Hey there, time traveller!
This article was published 10/4/2013 (1201 days ago), so information in it may no longer be current.
And now from the other end of the religious spectrum, atheists are about to weigh in on Bill 18.
The Humanists, Atheists and Agnostics of Manitoba (HAAM) will hold a panel discussion Saturday on Bill 18. It will be open to the public.
"In light of the recent controversy surrounding Bill 18, the members of HAAM felt it was important to explore the bill and to invite the public to ask a panel of interested parties for their perspective on its contents," HAAM president Donna Harris said Wednesday.

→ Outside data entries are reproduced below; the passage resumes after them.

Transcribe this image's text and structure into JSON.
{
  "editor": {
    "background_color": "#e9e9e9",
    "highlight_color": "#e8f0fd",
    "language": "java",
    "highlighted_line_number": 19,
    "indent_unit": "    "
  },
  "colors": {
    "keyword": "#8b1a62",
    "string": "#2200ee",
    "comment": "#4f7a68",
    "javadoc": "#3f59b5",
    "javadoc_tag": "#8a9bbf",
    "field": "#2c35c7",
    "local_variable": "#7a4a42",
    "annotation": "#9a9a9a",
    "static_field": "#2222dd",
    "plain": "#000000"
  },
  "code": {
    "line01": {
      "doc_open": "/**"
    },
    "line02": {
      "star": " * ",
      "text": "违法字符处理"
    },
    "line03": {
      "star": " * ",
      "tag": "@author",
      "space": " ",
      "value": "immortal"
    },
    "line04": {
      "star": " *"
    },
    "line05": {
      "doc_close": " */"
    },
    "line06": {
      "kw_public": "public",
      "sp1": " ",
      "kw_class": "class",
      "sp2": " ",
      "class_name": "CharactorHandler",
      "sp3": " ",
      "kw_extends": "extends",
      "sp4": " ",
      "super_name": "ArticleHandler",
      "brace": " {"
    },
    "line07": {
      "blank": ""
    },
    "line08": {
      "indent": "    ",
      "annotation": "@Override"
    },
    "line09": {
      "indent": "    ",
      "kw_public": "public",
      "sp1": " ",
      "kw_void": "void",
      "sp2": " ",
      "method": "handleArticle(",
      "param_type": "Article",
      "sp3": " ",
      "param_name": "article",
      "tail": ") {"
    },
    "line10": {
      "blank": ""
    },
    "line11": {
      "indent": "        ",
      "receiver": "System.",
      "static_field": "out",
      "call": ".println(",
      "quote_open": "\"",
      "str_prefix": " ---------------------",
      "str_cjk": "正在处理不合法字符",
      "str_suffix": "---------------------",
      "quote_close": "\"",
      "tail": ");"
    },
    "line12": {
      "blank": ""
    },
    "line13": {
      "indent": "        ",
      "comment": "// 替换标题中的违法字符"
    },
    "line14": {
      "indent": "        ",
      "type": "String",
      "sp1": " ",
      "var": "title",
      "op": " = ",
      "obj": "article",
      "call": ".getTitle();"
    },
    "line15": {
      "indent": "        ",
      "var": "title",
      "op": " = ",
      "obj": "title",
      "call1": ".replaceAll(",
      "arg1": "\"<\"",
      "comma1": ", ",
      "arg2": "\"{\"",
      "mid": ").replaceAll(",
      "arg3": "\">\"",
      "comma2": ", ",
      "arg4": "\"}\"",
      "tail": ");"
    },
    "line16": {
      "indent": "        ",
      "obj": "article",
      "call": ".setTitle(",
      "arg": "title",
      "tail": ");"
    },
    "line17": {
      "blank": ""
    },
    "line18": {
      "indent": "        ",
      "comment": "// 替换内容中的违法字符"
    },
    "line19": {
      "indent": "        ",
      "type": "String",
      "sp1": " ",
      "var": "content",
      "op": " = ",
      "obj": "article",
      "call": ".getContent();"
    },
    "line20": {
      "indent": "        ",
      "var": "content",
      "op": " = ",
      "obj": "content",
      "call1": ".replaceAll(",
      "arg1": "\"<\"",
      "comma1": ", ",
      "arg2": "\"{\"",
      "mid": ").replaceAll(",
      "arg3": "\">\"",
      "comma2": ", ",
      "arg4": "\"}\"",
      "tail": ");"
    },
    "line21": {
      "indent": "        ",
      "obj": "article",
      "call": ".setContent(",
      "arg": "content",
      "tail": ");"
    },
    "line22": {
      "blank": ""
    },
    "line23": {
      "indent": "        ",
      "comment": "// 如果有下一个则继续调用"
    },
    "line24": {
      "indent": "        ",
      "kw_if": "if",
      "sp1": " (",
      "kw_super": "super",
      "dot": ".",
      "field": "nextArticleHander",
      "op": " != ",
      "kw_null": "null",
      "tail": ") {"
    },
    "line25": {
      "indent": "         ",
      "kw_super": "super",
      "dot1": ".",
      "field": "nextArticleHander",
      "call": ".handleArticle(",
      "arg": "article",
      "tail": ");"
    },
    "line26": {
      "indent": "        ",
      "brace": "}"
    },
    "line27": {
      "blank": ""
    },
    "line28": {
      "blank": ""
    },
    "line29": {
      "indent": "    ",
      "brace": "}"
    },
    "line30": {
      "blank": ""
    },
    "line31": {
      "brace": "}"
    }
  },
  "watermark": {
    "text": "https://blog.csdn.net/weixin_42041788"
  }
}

Bill 18 is Education Minister Nancy Allan's anti-bullying legislation, expected to be law by the time school opens in September.
Some opponents claim Bill 18 violates their religious freedom.
They oppose a key provision, which requires any public school and any private school receiving public funding to accommodate a student who wishes to form a gay-straight alliance.
A crowd of 1,200 people attended a prayer meeting at Steinbach Christian High School Feb. 24 to oppose the bill. Southland Church pastor Ray Duerksen told his Steinbach congregation in a sermon God can replace councillors, trustees and other public officials who do not publicly oppose Bill 18.
HAAM's public session runs from 11 a.m. to 1 p.m. Saturday in the Millennium Library.
- Jim Rondeau, minister of healthy living, seniors and consumer affairs;
- Chad Smith, executive director of the Rainbow Resource Centre;
- Sharon Wilson, chairwoman of the Winnipeg Presbytery of the United Church;
- University of Manitoba law Prof. Donn Short;
- Jeff Olsson, humanist and member of the Clergy Project, a North American organization of former clergy.
"There has been so much confusion and so many opinions floating around that HAAM thought it was time to ask the experts for some real answers," Harris said.
"That's why our panel members comprise all the areas of the bill that have been written about: government legislation, law, religion and those who have knowledge of what gay-straight alliances are all about and how they affect gay kids," Harris said.